After school care programs and extracurricular activities for kids are also available for children. So, parents can enrol their children, especially their girls, to introduce basic kids coding and even take computer classes for kids.

Parents have a significant impact on their young lady’s careers as they are the ones to mould them since day one. So, would you let your child, boy or girl, make the most out of games or allow them to just enjoy without gaining any mental development?

#2 Schools and Teachers 

School is the second home of students. They also have a significant part in moulding one’s mindset. Teachers and school personnel could arrange more activities and clubs with STEM themes open for boys and girls. 

Students will experience science fairs, math and STEM camps, robotics classes for kids, artificial intelligence lectures, and even game development challenges through this. Girls will feel welcome to enjoying STEM stuff rather than excluding them from these activities. As a result, it could encourage them to pursue STEM careers in the future. 

Schools can also choose great teaching aids and learning materials that are fun and interesting. They could use books featuring successful women in the Sciences. Their examples will encourage girls of all ages to consider STEM.

The curriculum could also shift from traditional learning to a project-based learning approach. Through this, it prepares students to learn things by experimenting and performing them.

Moreover, rewards and recognition for young girls through STEM contests will boost their confidence in this field. They will believe that they could be successful in STEM.

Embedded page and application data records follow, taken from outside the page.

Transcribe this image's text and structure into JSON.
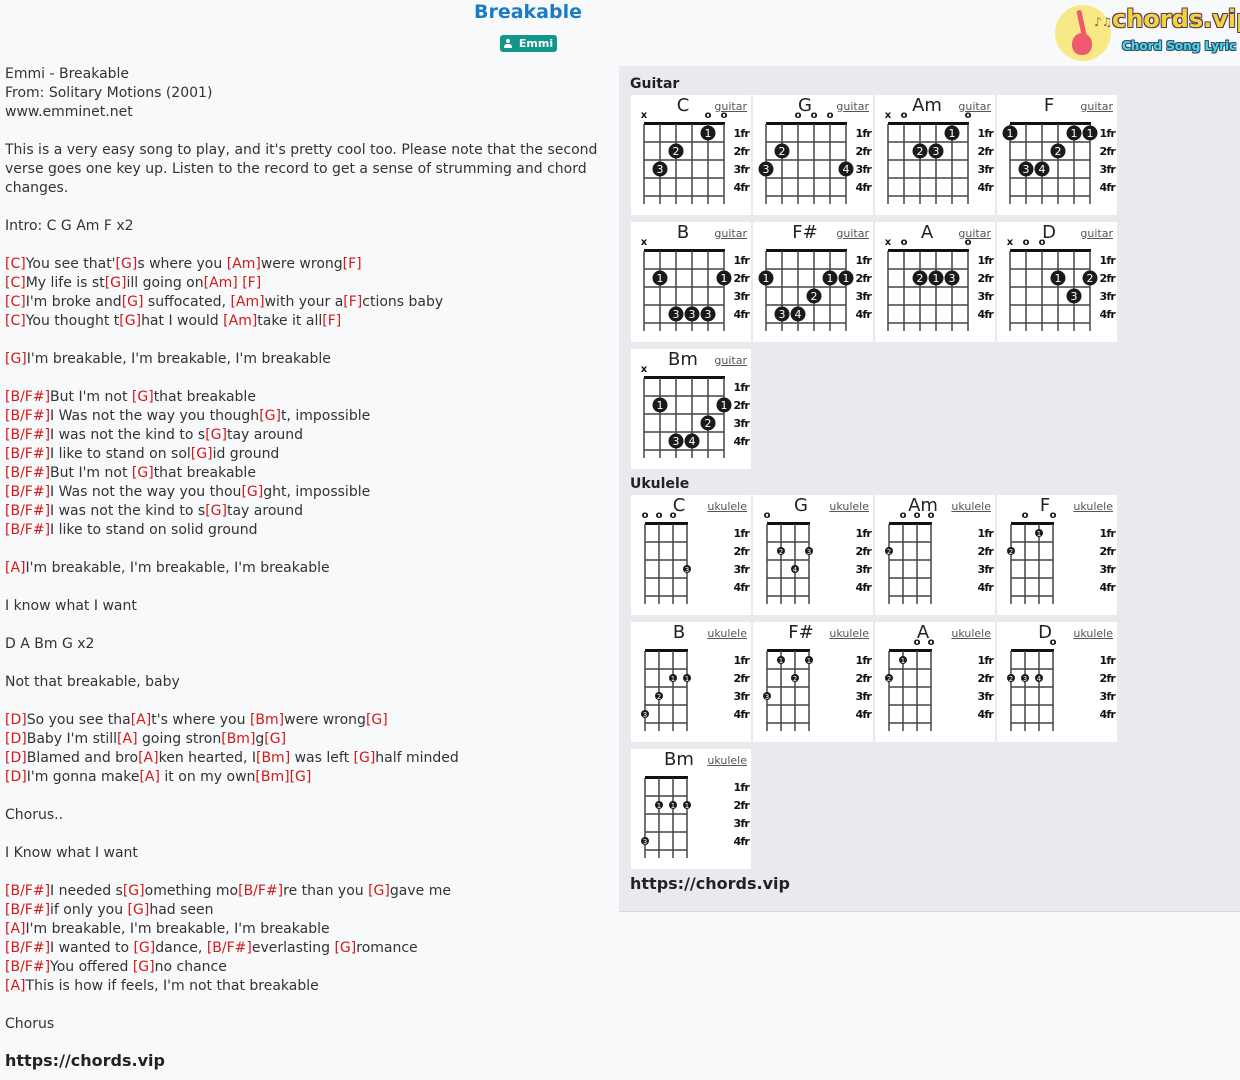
{
  "header": {
    "title": "Breakable",
    "artist": "Emmi",
    "artist_icon": "person-icon",
    "logo": {
      "brand": "chords.vip",
      "tagline": "Chord Song Lyric",
      "icon": "guitar-icon"
    }
  },
  "lyrics": [
    [
      [
        "t",
        "Emmi - Breakable"
      ]
    ],
    [
      [
        "t",
        "From: Solitary Motions (2001)"
      ]
    ],
    [
      [
        "t",
        "www.emminet.net"
      ]
    ],
    [],
    [
      [
        "t",
        "This is a very easy song to play, and it's pretty cool too. Please note that the second"
      ]
    ],
    [
      [
        "t",
        "verse goes one key up. Listen to the record to get a sense of strumming and chord"
      ]
    ],
    [
      [
        "t",
        "changes."
      ]
    ],
    [],
    [
      [
        "t",
        "Intro: C G Am F x2"
      ]
    ],
    [],
    [
      [
        "c",
        "[C]"
      ],
      [
        "t",
        "You see that'"
      ],
      [
        "c",
        "[G]"
      ],
      [
        "t",
        "s where you "
      ],
      [
        "c",
        "[Am]"
      ],
      [
        "t",
        "were wrong"
      ],
      [
        "c",
        "[F]"
      ]
    ],
    [
      [
        "c",
        "[C]"
      ],
      [
        "t",
        "My life is st"
      ],
      [
        "c",
        "[G]"
      ],
      [
        "t",
        "ill going on"
      ],
      [
        "c",
        "[Am]"
      ],
      [
        "t",
        " "
      ],
      [
        "c",
        "[F]"
      ]
    ],
    [
      [
        "c",
        "[C]"
      ],
      [
        "t",
        "I'm broke and"
      ],
      [
        "c",
        "[G]"
      ],
      [
        "t",
        " suffocated, "
      ],
      [
        "c",
        "[Am]"
      ],
      [
        "t",
        "with your a"
      ],
      [
        "c",
        "[F]"
      ],
      [
        "t",
        "ctions baby"
      ]
    ],
    [
      [
        "c",
        "[C]"
      ],
      [
        "t",
        "You thought t"
      ],
      [
        "c",
        "[G]"
      ],
      [
        "t",
        "hat I would "
      ],
      [
        "c",
        "[Am]"
      ],
      [
        "t",
        "take it all"
      ],
      [
        "c",
        "[F]"
      ]
    ],
    [],
    [
      [
        "c",
        "[G]"
      ],
      [
        "t",
        "I'm breakable, I'm breakable, I'm breakable"
      ]
    ],
    [],
    [
      [
        "c",
        "[B/F#]"
      ],
      [
        "t",
        "But I'm not "
      ],
      [
        "c",
        "[G]"
      ],
      [
        "t",
        "that breakable"
      ]
    ],
    [
      [
        "c",
        "[B/F#]"
      ],
      [
        "t",
        "I Was not the way you though"
      ],
      [
        "c",
        "[G]"
      ],
      [
        "t",
        "t, impossible"
      ]
    ],
    [
      [
        "c",
        "[B/F#]"
      ],
      [
        "t",
        "I was not the kind to s"
      ],
      [
        "c",
        "[G]"
      ],
      [
        "t",
        "tay around"
      ]
    ],
    [
      [
        "c",
        "[B/F#]"
      ],
      [
        "t",
        "I like to stand on sol"
      ],
      [
        "c",
        "[G]"
      ],
      [
        "t",
        "id ground"
      ]
    ],
    [
      [
        "c",
        "[B/F#]"
      ],
      [
        "t",
        "But I'm not "
      ],
      [
        "c",
        "[G]"
      ],
      [
        "t",
        "that breakable"
      ]
    ],
    [
      [
        "c",
        "[B/F#]"
      ],
      [
        "t",
        "I Was not the way you thou"
      ],
      [
        "c",
        "[G]"
      ],
      [
        "t",
        "ght, impossible"
      ]
    ],
    [
      [
        "c",
        "[B/F#]"
      ],
      [
        "t",
        "I was not the kind to s"
      ],
      [
        "c",
        "[G]"
      ],
      [
        "t",
        "tay around"
      ]
    ],
    [
      [
        "c",
        "[B/F#]"
      ],
      [
        "t",
        "I like to stand on solid ground"
      ]
    ],
    [],
    [
      [
        "c",
        "[A]"
      ],
      [
        "t",
        "I'm breakable, I'm breakable, I'm breakable"
      ]
    ],
    [],
    [
      [
        "t",
        "I know what I want"
      ]
    ],
    [],
    [
      [
        "t",
        "D A Bm G x2"
      ]
    ],
    [],
    [
      [
        "t",
        "Not that breakable, baby"
      ]
    ],
    [],
    [
      [
        "c",
        "[D]"
      ],
      [
        "t",
        "So you see tha"
      ],
      [
        "c",
        "[A]"
      ],
      [
        "t",
        "t's where you "
      ],
      [
        "c",
        "[Bm]"
      ],
      [
        "t",
        "were wrong"
      ],
      [
        "c",
        "[G]"
      ]
    ],
    [
      [
        "c",
        "[D]"
      ],
      [
        "t",
        "Baby I'm still"
      ],
      [
        "c",
        "[A]"
      ],
      [
        "t",
        " going stron"
      ],
      [
        "c",
        "[Bm]"
      ],
      [
        "t",
        "g"
      ],
      [
        "c",
        "[G]"
      ]
    ],
    [
      [
        "c",
        "[D]"
      ],
      [
        "t",
        "Blamed and bro"
      ],
      [
        "c",
        "[A]"
      ],
      [
        "t",
        "ken hearted, I"
      ],
      [
        "c",
        "[Bm]"
      ],
      [
        "t",
        " was left "
      ],
      [
        "c",
        "[G]"
      ],
      [
        "t",
        "half minded"
      ]
    ],
    [
      [
        "c",
        "[D]"
      ],
      [
        "t",
        "I'm gonna make"
      ],
      [
        "c",
        "[A]"
      ],
      [
        "t",
        " it on my own"
      ],
      [
        "c",
        "[Bm]"
      ],
      [
        "c",
        "[G]"
      ]
    ],
    [],
    [
      [
        "t",
        "Chorus.."
      ]
    ],
    [],
    [
      [
        "t",
        "I Know what I want"
      ]
    ],
    [],
    [
      [
        "c",
        "[B/F#]"
      ],
      [
        "t",
        "I needed s"
      ],
      [
        "c",
        "[G]"
      ],
      [
        "t",
        "omething mo"
      ],
      [
        "c",
        "[B/F#]"
      ],
      [
        "t",
        "re than you "
      ],
      [
        "c",
        "[G]"
      ],
      [
        "t",
        "gave me"
      ]
    ],
    [
      [
        "c",
        "[B/F#]"
      ],
      [
        "t",
        "if only you "
      ],
      [
        "c",
        "[G]"
      ],
      [
        "t",
        "had seen"
      ]
    ],
    [
      [
        "c",
        "[A]"
      ],
      [
        "t",
        "I'm breakable, I'm breakable, I'm breakable"
      ]
    ],
    [
      [
        "c",
        "[B/F#]"
      ],
      [
        "t",
        "I wanted to "
      ],
      [
        "c",
        "[G]"
      ],
      [
        "t",
        "dance, "
      ],
      [
        "c",
        "[B/F#]"
      ],
      [
        "t",
        "everlasting "
      ],
      [
        "c",
        "[G]"
      ],
      [
        "t",
        "romance"
      ]
    ],
    [
      [
        "c",
        "[B/F#]"
      ],
      [
        "t",
        "You offered "
      ],
      [
        "c",
        "[G]"
      ],
      [
        "t",
        "no chance"
      ]
    ],
    [
      [
        "c",
        "[A]"
      ],
      [
        "t",
        "This is how if feels, I'm not that breakable"
      ]
    ],
    [],
    [
      [
        "t",
        "Chorus"
      ]
    ]
  ],
  "footer_url": "https://chords.vip",
  "panel": {
    "guitar_label": "Guitar",
    "ukulele_label": "Ukulele",
    "url": "https://chords.vip",
    "fret_labels": [
      "1fr",
      "2fr",
      "3fr",
      "4fr"
    ],
    "colors": {
      "dot": "#1a1a1a",
      "chord": "#d11a1a",
      "title": "#1a7dc4",
      "badge": "#12968a"
    },
    "guitar": [
      {
        "name": "C",
        "type": "guitar",
        "markers": [
          "x",
          "",
          "",
          "",
          "o",
          "o"
        ],
        "dots": [
          [
            5,
            1,
            "1"
          ],
          [
            3,
            2,
            "2"
          ],
          [
            2,
            3,
            "3"
          ]
        ]
      },
      {
        "name": "G",
        "type": "guitar",
        "markers": [
          "",
          "",
          "o",
          "o",
          "o",
          ""
        ],
        "dots": [
          [
            2,
            2,
            "2"
          ],
          [
            1,
            3,
            "3"
          ],
          [
            6,
            3,
            "4"
          ]
        ]
      },
      {
        "name": "Am",
        "type": "guitar",
        "markers": [
          "x",
          "o",
          "",
          "",
          "",
          "o"
        ],
        "dots": [
          [
            5,
            1,
            "1"
          ],
          [
            3,
            2,
            "2"
          ],
          [
            4,
            2,
            "3"
          ]
        ]
      },
      {
        "name": "F",
        "type": "guitar",
        "markers": [
          "",
          "",
          "",
          "",
          "",
          ""
        ],
        "dots": [
          [
            1,
            1,
            "1"
          ],
          [
            5,
            1,
            "1"
          ],
          [
            6,
            1,
            "1"
          ],
          [
            4,
            2,
            "2"
          ],
          [
            2,
            3,
            "3"
          ],
          [
            3,
            3,
            "4"
          ]
        ]
      },
      {
        "name": "B",
        "type": "guitar",
        "markers": [
          "x",
          "",
          "",
          "",
          "",
          ""
        ],
        "dots": [
          [
            2,
            2,
            "1"
          ],
          [
            6,
            2,
            "1"
          ],
          [
            3,
            4,
            "3"
          ],
          [
            4,
            4,
            "3"
          ],
          [
            5,
            4,
            "3"
          ]
        ]
      },
      {
        "name": "F#",
        "type": "guitar",
        "markers": [
          "",
          "",
          "",
          "",
          "",
          ""
        ],
        "dots": [
          [
            1,
            2,
            "1"
          ],
          [
            5,
            2,
            "1"
          ],
          [
            6,
            2,
            "1"
          ],
          [
            4,
            3,
            "2"
          ],
          [
            2,
            4,
            "3"
          ],
          [
            3,
            4,
            "4"
          ]
        ]
      },
      {
        "name": "A",
        "type": "guitar",
        "markers": [
          "x",
          "o",
          "",
          "",
          "",
          "o"
        ],
        "dots": [
          [
            3,
            2,
            "2"
          ],
          [
            4,
            2,
            "1"
          ],
          [
            5,
            2,
            "3"
          ]
        ]
      },
      {
        "name": "D",
        "type": "guitar",
        "markers": [
          "x",
          "o",
          "o",
          "",
          "",
          ""
        ],
        "dots": [
          [
            4,
            2,
            "1"
          ],
          [
            6,
            2,
            "2"
          ],
          [
            5,
            3,
            "3"
          ]
        ]
      },
      {
        "name": "Bm",
        "type": "guitar",
        "markers": [
          "x",
          "",
          "",
          "",
          "",
          ""
        ],
        "dots": [
          [
            2,
            2,
            "1"
          ],
          [
            6,
            2,
            "1"
          ],
          [
            5,
            3,
            "2"
          ],
          [
            3,
            4,
            "3"
          ],
          [
            4,
            4,
            "4"
          ]
        ]
      }
    ],
    "ukulele": [
      {
        "name": "C",
        "type": "ukulele",
        "markers": [
          "o",
          "o",
          "o",
          ""
        ],
        "dots": [
          [
            4,
            3,
            "3"
          ]
        ]
      },
      {
        "name": "G",
        "type": "ukulele",
        "markers": [
          "o",
          "",
          "",
          ""
        ],
        "dots": [
          [
            2,
            2,
            "2"
          ],
          [
            4,
            2,
            "3"
          ],
          [
            3,
            3,
            "4"
          ]
        ]
      },
      {
        "name": "Am",
        "type": "ukulele",
        "markers": [
          "",
          "o",
          "o",
          "o"
        ],
        "dots": [
          [
            1,
            2,
            "2"
          ]
        ]
      },
      {
        "name": "F",
        "type": "ukulele",
        "markers": [
          "",
          "o",
          "",
          "o"
        ],
        "dots": [
          [
            3,
            1,
            "1"
          ],
          [
            1,
            2,
            "2"
          ]
        ]
      },
      {
        "name": "B",
        "type": "ukulele",
        "markers": [
          "",
          "",
          "",
          ""
        ],
        "dots": [
          [
            3,
            2,
            "1"
          ],
          [
            4,
            2,
            "1"
          ],
          [
            2,
            3,
            "2"
          ],
          [
            1,
            4,
            "3"
          ]
        ]
      },
      {
        "name": "F#",
        "type": "ukulele",
        "markers": [
          "",
          "",
          "",
          ""
        ],
        "dots": [
          [
            2,
            1,
            "1"
          ],
          [
            4,
            1,
            "1"
          ],
          [
            3,
            2,
            "2"
          ],
          [
            1,
            3,
            "3"
          ]
        ]
      },
      {
        "name": "A",
        "type": "ukulele",
        "markers": [
          "",
          "",
          "o",
          "o"
        ],
        "dots": [
          [
            2,
            1,
            "1"
          ],
          [
            1,
            2,
            "2"
          ]
        ]
      },
      {
        "name": "D",
        "type": "ukulele",
        "markers": [
          "",
          "",
          "",
          "o"
        ],
        "dots": [
          [
            1,
            2,
            "2"
          ],
          [
            2,
            2,
            "3"
          ],
          [
            3,
            2,
            "4"
          ]
        ]
      },
      {
        "name": "Bm",
        "type": "ukulele",
        "markers": [
          "",
          "",
          "",
          ""
        ],
        "dots": [
          [
            2,
            2,
            "1"
          ],
          [
            3,
            2,
            "1"
          ],
          [
            4,
            2,
            "1"
          ],
          [
            1,
            4,
            "3"
          ]
        ]
      }
    ]
  }
}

#3 Government and Private Sectors 

Besides parents and schools, the government can also take responsibility for inviting girls to STEM. Local government can include STEM activities within their area. The government can have partnerships with private companies to perform these activities. 

They could also arrange small or big events with robotics, technological campaigns, kids coding camp, or even build STEM museums and centres. However, as for smaller steps, the government and private companies can provide scholarships for girls to study STEM for various school levels.

Girls’ STEM Education and You

There are many opportunities for women and girls to participate in STEM education, including computing and programming. Especially now, individual institutions and even with the efforts of the Australian government are increasing awareness and opportunities for women and girls to pursue STEM education and careers. The only thing that women and girls need is the support system from family members, especially from parents who are the primary influencer of their education and future careers.

As parents, you can do something for your children, especially your daughters, and prepare them for a future of confidence and achievements. 

You can sign them up for kids coding classes to make sure that your daughters can be a part of the increasing number of girls and women in the world of STEM education. 

Hopefully,  they will belong to a workforce that would pivot and change Australia's economy to thrive more in the coming years ahead.

So, would you count your daughter to girls’ STEM education? Are you moulding your girls’ students to pursue STEM courses? Get started today.